======== Data extracts
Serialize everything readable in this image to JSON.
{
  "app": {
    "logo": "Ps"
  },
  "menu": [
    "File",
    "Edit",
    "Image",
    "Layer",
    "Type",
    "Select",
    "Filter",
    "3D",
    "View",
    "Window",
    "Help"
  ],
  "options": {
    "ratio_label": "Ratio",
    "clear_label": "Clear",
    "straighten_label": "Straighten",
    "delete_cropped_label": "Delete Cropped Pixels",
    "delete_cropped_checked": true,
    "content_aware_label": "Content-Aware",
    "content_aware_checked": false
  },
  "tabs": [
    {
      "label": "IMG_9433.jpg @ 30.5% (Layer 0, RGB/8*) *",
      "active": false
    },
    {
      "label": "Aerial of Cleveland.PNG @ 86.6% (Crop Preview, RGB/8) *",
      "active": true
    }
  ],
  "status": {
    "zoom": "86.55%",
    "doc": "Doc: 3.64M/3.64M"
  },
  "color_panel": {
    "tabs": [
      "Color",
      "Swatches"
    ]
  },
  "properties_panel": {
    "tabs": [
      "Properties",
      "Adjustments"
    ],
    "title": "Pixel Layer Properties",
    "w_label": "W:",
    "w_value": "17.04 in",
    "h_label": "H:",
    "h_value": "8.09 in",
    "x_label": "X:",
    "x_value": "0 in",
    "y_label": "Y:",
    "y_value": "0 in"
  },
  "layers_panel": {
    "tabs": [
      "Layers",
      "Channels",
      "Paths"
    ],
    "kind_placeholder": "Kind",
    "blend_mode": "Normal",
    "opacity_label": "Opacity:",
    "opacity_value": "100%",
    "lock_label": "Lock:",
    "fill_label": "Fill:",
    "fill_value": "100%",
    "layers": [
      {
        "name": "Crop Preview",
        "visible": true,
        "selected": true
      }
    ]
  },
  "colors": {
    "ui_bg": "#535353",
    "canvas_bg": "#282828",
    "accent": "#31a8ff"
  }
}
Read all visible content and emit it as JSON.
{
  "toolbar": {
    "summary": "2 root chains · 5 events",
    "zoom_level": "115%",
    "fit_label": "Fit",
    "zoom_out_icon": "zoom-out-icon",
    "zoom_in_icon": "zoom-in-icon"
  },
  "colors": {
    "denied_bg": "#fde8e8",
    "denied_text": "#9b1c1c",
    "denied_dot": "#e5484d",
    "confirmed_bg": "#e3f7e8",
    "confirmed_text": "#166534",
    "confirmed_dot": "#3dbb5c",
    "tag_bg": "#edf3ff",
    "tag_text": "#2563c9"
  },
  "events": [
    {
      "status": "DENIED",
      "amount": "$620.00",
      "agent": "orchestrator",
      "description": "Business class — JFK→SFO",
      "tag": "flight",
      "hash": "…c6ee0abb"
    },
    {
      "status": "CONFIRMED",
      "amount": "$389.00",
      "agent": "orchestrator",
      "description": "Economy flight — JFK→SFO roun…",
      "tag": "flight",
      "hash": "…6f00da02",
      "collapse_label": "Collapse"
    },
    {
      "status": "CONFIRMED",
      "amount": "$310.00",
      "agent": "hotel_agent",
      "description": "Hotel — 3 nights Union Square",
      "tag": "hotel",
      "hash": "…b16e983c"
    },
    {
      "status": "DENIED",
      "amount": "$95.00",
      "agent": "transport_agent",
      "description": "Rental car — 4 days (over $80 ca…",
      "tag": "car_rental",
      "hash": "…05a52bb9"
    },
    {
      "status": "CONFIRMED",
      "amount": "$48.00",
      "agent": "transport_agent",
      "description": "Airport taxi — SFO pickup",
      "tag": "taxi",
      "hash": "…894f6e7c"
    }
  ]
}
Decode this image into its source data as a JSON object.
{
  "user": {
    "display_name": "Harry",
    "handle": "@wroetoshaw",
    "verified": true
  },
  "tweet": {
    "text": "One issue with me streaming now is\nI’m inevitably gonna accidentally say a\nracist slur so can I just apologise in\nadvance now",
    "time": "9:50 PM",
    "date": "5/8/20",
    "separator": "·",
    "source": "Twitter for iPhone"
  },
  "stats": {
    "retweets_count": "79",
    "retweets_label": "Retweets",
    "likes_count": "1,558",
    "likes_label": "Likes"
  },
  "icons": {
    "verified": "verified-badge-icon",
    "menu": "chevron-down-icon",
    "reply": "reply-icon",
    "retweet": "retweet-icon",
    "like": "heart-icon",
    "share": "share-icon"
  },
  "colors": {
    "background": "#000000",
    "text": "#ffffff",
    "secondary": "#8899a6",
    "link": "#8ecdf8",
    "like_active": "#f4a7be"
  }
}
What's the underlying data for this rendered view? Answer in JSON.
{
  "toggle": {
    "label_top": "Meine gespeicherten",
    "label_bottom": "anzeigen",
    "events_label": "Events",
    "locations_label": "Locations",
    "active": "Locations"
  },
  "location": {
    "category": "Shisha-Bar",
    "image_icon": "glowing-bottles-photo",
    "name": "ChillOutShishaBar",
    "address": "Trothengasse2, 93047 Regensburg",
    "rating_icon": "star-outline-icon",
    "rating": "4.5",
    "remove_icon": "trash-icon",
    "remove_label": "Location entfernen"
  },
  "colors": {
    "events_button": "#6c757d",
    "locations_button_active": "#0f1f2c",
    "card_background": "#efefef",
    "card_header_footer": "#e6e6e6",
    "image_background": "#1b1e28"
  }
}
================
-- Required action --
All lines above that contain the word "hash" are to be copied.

-- Output of the exercise --
      "hash": "…c6ee0abb"
      "hash": "…6f00da02",
      "hash": "…b16e983c"
      "hash": "…05a52bb9"
      "hash": "…894f6e7c"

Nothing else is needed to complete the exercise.